• What is expected:
Once the data has been read, print it back in full, exactly.

• Given records:
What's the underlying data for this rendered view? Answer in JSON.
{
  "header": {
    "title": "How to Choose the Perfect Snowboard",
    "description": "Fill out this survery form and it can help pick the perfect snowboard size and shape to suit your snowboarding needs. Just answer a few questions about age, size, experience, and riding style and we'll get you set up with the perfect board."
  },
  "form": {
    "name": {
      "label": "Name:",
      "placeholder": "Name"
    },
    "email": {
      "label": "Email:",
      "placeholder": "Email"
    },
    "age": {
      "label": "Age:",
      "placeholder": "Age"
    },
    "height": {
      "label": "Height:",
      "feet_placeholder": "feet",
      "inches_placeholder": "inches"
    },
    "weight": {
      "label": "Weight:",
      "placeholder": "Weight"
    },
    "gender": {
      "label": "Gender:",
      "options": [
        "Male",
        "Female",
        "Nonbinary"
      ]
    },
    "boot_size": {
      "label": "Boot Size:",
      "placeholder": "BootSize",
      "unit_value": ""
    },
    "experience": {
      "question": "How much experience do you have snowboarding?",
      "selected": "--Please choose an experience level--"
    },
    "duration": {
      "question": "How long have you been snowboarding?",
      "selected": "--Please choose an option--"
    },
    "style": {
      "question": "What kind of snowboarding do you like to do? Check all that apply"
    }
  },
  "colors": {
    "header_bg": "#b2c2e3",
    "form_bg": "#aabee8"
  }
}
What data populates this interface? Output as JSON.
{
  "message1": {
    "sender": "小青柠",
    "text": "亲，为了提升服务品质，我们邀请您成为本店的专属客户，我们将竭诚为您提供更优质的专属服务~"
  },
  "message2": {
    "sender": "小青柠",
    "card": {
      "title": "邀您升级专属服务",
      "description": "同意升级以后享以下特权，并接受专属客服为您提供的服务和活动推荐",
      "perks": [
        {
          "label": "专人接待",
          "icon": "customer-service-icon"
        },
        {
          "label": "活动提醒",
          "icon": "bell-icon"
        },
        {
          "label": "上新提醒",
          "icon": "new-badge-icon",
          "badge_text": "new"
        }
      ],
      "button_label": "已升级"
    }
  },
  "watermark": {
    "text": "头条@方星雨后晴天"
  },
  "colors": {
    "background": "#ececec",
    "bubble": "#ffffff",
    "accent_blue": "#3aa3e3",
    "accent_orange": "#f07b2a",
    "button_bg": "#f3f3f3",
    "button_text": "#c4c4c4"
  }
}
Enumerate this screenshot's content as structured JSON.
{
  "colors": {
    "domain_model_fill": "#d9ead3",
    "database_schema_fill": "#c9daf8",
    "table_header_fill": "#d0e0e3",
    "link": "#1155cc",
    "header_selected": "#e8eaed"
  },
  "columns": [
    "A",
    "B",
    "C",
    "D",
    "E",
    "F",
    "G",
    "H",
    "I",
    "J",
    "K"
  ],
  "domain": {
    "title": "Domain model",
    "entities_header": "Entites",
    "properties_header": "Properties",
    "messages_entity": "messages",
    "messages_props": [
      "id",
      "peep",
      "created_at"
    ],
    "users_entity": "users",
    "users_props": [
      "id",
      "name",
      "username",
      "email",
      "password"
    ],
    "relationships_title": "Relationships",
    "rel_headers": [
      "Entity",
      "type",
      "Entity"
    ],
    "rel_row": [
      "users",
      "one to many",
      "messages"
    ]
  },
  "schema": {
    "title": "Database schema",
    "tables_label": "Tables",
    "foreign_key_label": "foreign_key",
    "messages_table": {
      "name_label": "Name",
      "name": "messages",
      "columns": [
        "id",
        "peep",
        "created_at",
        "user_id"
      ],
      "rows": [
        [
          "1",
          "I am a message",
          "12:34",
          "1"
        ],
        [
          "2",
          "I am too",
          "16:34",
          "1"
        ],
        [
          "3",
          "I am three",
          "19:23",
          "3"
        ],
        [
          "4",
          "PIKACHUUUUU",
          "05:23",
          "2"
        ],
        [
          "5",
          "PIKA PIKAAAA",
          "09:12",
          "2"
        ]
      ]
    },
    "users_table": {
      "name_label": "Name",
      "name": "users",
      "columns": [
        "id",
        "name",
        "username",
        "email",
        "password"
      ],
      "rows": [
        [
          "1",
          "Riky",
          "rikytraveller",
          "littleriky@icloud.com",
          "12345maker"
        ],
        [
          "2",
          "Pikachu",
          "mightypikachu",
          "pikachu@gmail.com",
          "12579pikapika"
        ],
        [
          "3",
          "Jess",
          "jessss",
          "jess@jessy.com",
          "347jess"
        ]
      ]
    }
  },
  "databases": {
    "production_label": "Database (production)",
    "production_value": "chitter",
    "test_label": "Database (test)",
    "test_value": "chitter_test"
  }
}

• Exercise output:
What's the underlying data for this rendered view? Answer in JSON.
{
  "header": {
    "title": "How to Choose the Perfect Snowboard",
    "description": "Fill out this survery form and it can help pick the perfect snowboard size and shape to suit your snowboarding needs. Just answer a few questions about age, size, experience, and riding style and we'll get you set up with the perfect board."
  },
  "form": {
    "name": {
      "label": "Name:",
      "placeholder": "Name"
    },
    "email": {
      "label": "Email:",
      "placeholder": "Email"
    },
    "age": {
      "label": "Age:",
      "placeholder": "Age"
    },
    "height": {
      "label": "Height:",
      "feet_placeholder": "feet",
      "inches_placeholder": "inches"
    },
    "weight": {
      "label": "Weight:",
      "placeholder": "Weight"
    },
    "gender": {
      "label": "Gender:",
      "options": [
        "Male",
        "Female",
        "Nonbinary"
      ]
    },
    "boot_size": {
      "label": "Boot Size:",
      "placeholder": "BootSize",
      "unit_value": ""
    },
    "experience": {
      "question": "How much experience do you have snowboarding?",
      "selected": "--Please choose an experience level--"
    },
    "duration": {
      "question": "How long have you been snowboarding?",
      "selected": "--Please choose an option--"
    },
    "style": {
      "question": "What kind of snowboarding do you like to do? Check all that apply"
    }
  },
  "colors": {
    "header_bg": "#b2c2e3",
    "form_bg": "#aabee8"
  }
}
What data populates this interface? Output as JSON.
{
  "message1": {
    "sender": "小青柠",
    "text": "亲，为了提升服务品质，我们邀请您成为本店的专属客户，我们将竭诚为您提供更优质的专属服务~"
  },
  "message2": {
    "sender": "小青柠",
    "card": {
      "title": "邀您升级专属服务",
      "description": "同意升级以后享以下特权，并接受专属客服为您提供的服务和活动推荐",
      "perks": [
        {
          "label": "专人接待",
          "icon": "customer-service-icon"
        },
        {
          "label": "活动提醒",
          "icon": "bell-icon"
        },
        {
          "label": "上新提醒",
          "icon": "new-badge-icon",
          "badge_text": "new"
        }
      ],
      "button_label": "已升级"
    }
  },
  "watermark": {
    "text": "头条@方星雨后晴天"
  },
  "colors": {
    "background": "#ececec",
    "bubble": "#ffffff",
    "accent_blue": "#3aa3e3",
    "accent_orange": "#f07b2a",
    "button_bg": "#f3f3f3",
    "button_text": "#c4c4c4"
  }
}
Enumerate this screenshot's content as structured JSON.
{
  "colors": {
    "domain_model_fill": "#d9ead3",
    "database_schema_fill": "#c9daf8",
    "table_header_fill": "#d0e0e3",
    "link": "#1155cc",
    "header_selected": "#e8eaed"
  },
  "columns": [
    "A",
    "B",
    "C",
    "D",
    "E",
    "F",
    "G",
    "H",
    "I",
    "J",
    "K"
  ],
  "domain": {
    "title": "Domain model",
    "entities_header": "Entites",
    "properties_header": "Properties",
    "messages_entity": "messages",
    "messages_props": [
      "id",
      "peep",
      "created_at"
    ],
    "users_entity": "users",
    "users_props": [
      "id",
      "name",
      "username",
      "email",
      "password"
    ],
    "relationships_title": "Relationships",
    "rel_headers": [
      "Entity",
      "type",
      "Entity"
    ],
    "rel_row": [
      "users",
      "one to many",
      "messages"
    ]
  },
  "schema": {
    "title": "Database schema",
    "tables_label": "Tables",
    "foreign_key_label": "foreign_key",
    "messages_table": {
      "name_label": "Name",
      "name": "messages",
      "columns": [
        "id",
        "peep",
        "created_at",
        "user_id"
      ],
      "rows": [
        [
          "1",
          "I am a message",
          "12:34",
          "1"
        ],
        [
          "2",
          "I am too",
          "16:34",
          "1"
        ],
        [
          "3",
          "I am three",
          "19:23",
          "3"
        ],
        [
          "4",
          "PIKACHUUUUU",
          "05:23",
          "2"
        ],
        [
          "5",
          "PIKA PIKAAAA",
          "09:12",
          "2"
        ]
      ]
    },
    "users_table": {
      "name_label": "Name",
      "name": "users",
      "columns": [
        "id",
        "name",
        "username",
        "email",
        "password"
      ],
      "rows": [
        [
          "1",
          "Riky",
          "rikytraveller",
          "littleriky@icloud.com",
          "12345maker"
        ],
        [
          "2",
          "Pikachu",
          "mightypikachu",
          "pikachu@gmail.com",
          "12579pikapika"
        ],
        [
          "3",
          "Jess",
          "jessss",
          "jess@jessy.com",
          "347jess"
        ]
      ]
    }
  },
  "databases": {
    "production_label": "Database (production)",
    "production_value": "chitter",
    "test_label": "Database (test)",
    "test_value": "chitter_test"
  }
}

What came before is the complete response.